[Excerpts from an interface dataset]
* * *

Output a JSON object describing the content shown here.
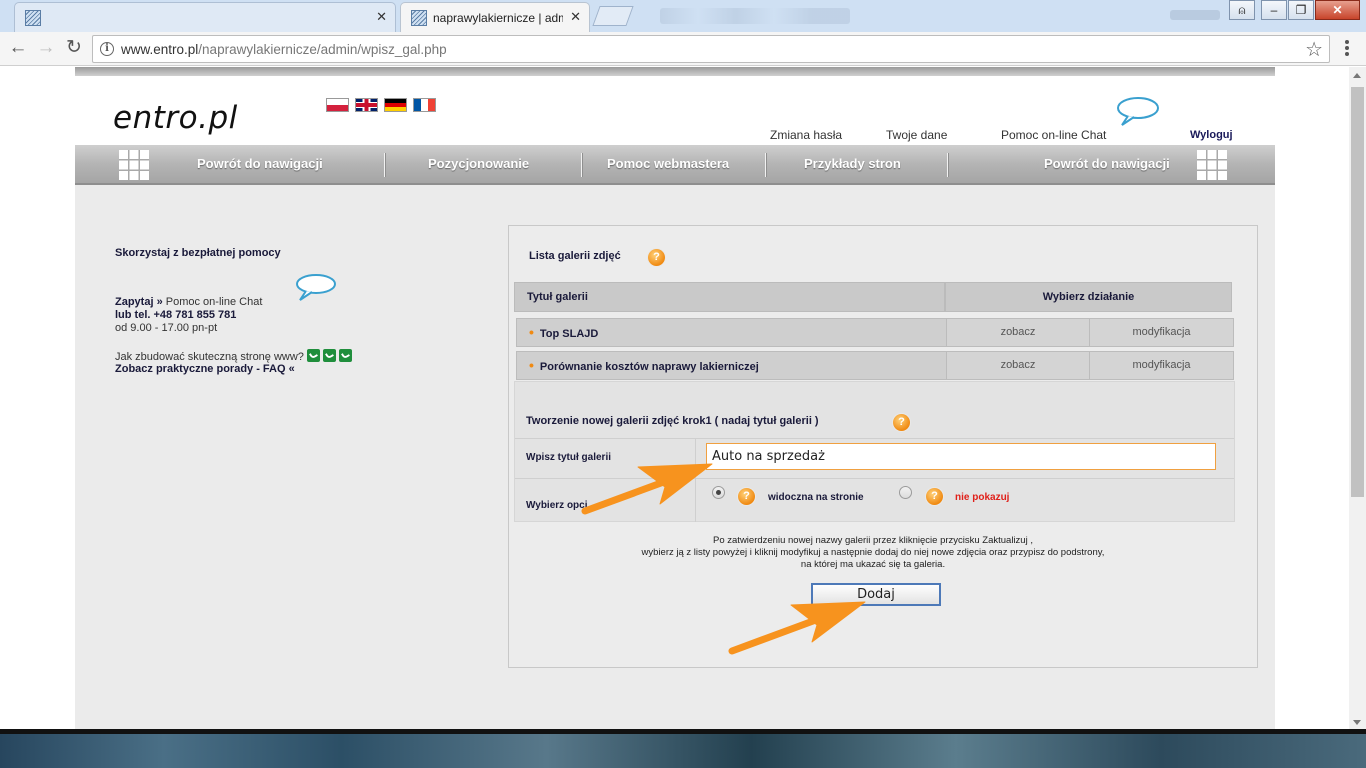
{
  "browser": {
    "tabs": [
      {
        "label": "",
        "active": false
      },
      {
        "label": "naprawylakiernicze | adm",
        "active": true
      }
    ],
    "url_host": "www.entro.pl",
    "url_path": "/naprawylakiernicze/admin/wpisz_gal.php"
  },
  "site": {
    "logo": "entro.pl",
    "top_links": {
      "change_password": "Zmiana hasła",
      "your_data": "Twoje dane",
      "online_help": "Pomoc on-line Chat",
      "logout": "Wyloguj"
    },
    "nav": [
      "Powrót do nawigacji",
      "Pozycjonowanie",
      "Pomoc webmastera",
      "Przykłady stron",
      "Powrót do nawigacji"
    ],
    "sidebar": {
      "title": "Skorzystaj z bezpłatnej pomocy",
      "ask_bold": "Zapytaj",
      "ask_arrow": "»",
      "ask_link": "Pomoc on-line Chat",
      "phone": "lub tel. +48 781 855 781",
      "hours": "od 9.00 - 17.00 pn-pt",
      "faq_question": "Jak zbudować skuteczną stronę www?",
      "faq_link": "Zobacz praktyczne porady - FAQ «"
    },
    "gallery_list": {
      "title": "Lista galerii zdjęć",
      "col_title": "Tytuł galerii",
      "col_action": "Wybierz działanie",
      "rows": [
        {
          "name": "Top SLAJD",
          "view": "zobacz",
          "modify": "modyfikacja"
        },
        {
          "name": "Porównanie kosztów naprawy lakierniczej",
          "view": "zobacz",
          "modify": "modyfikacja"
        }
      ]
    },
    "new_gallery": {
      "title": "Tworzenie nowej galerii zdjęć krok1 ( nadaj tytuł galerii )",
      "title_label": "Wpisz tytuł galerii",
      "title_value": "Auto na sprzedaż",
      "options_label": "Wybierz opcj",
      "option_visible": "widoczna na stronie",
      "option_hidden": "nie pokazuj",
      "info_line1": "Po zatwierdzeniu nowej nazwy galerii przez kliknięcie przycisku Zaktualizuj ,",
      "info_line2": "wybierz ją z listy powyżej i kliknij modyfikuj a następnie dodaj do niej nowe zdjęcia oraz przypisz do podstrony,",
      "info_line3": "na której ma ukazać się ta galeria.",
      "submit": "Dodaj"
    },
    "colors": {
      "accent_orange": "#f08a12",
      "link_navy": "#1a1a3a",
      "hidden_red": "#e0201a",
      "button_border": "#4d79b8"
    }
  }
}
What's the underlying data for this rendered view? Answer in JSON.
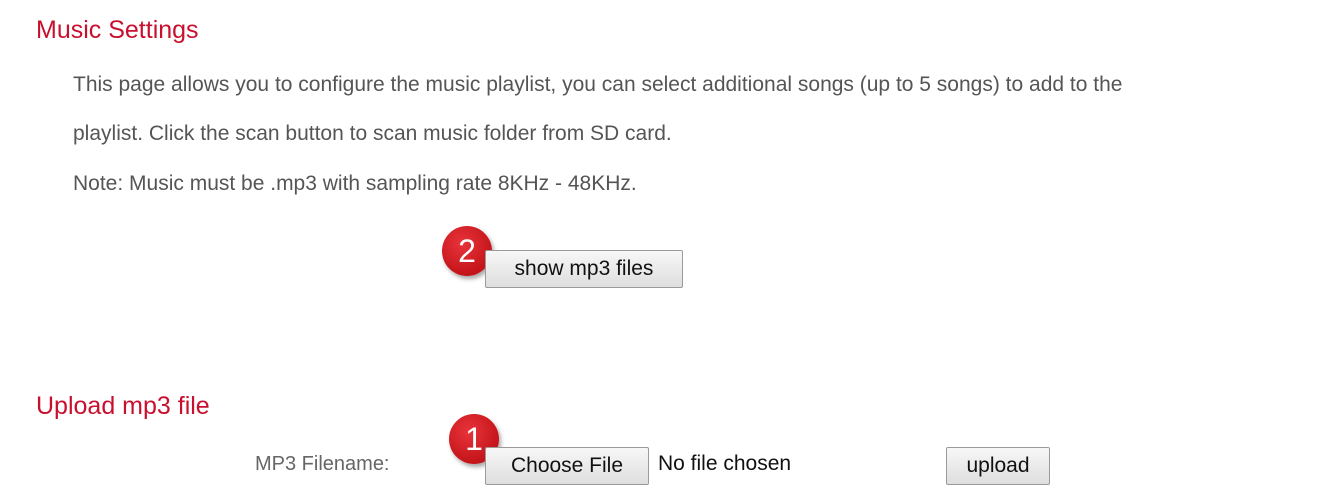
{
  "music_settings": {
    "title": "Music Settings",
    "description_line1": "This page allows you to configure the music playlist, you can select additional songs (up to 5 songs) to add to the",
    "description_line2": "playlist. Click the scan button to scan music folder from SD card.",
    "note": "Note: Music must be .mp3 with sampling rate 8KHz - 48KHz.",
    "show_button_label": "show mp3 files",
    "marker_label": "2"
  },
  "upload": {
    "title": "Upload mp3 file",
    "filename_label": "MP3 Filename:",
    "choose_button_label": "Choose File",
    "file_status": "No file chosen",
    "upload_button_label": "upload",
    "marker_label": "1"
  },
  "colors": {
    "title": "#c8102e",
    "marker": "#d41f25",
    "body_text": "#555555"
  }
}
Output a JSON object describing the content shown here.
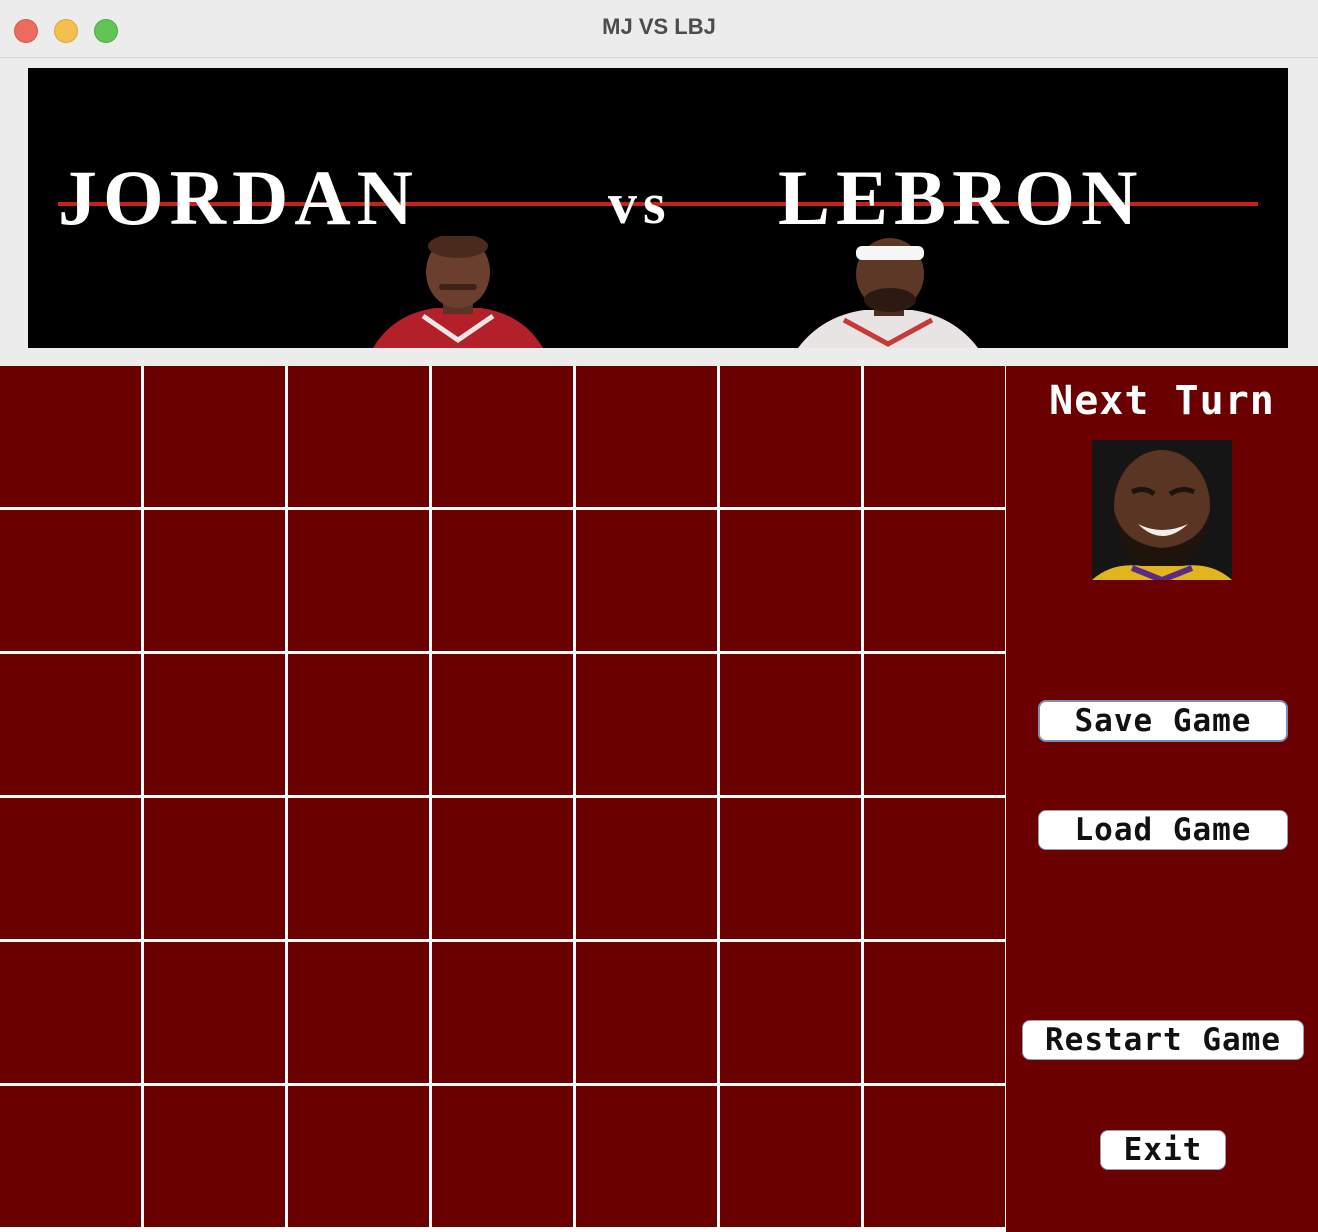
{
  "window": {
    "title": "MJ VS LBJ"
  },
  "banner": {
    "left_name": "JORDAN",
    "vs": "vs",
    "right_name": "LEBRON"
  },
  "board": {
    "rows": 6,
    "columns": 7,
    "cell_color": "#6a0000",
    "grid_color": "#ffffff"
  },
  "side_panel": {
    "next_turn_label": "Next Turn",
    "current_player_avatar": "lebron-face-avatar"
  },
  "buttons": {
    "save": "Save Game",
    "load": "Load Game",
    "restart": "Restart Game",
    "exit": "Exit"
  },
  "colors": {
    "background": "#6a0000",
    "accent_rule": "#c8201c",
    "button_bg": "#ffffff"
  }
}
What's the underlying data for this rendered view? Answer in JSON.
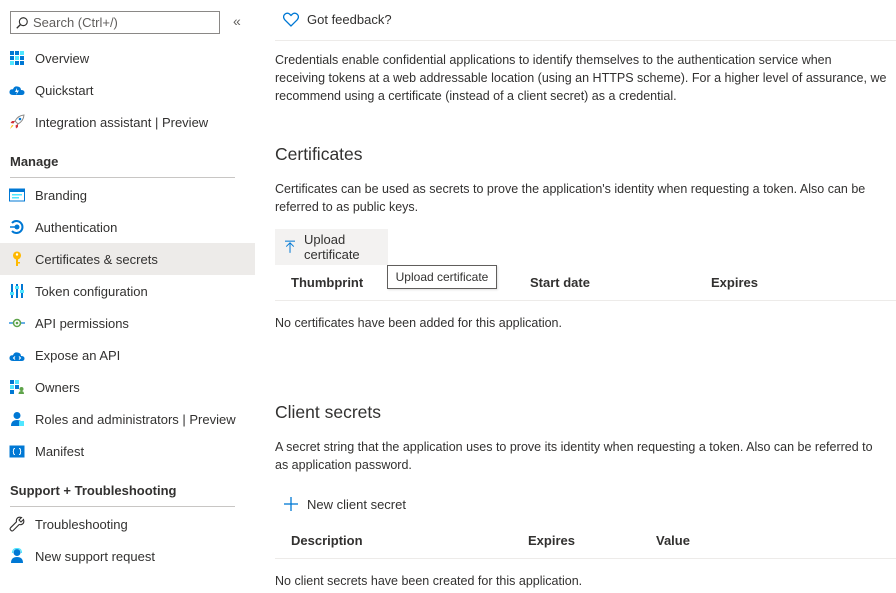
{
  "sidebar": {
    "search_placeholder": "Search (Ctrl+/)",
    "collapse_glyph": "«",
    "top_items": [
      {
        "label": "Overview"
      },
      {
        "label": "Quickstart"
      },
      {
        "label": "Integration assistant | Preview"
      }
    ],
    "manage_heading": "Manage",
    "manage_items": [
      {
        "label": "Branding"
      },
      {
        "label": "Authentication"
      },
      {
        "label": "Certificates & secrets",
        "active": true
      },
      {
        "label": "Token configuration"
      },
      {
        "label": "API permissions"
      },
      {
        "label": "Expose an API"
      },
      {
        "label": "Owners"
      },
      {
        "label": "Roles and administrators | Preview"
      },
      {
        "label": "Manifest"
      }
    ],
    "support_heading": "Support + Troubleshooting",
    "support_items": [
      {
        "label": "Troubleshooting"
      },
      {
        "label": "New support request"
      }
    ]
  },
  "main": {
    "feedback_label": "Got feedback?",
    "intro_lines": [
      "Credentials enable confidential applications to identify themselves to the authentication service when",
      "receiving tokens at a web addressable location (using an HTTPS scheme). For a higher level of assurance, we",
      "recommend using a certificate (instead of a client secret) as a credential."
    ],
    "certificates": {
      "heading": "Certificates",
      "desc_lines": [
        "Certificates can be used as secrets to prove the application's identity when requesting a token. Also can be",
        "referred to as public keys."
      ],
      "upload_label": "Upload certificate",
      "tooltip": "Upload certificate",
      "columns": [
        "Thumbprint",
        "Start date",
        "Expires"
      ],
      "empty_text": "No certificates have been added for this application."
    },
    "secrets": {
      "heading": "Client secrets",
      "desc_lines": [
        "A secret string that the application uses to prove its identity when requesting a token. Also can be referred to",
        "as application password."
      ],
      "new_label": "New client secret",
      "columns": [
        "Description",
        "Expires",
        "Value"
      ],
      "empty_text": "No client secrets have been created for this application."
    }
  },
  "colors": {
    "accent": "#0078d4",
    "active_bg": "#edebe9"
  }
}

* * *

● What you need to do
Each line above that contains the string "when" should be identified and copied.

● Reply to the exercise
      "Credentials enable confidential applications to identify themselves to the authentication service when",
        "Certificates can be used as secrets to prove the application's identity when requesting a token. Also can be",
        "A secret string that the application uses to prove its identity when requesting a token. Also can be referred to",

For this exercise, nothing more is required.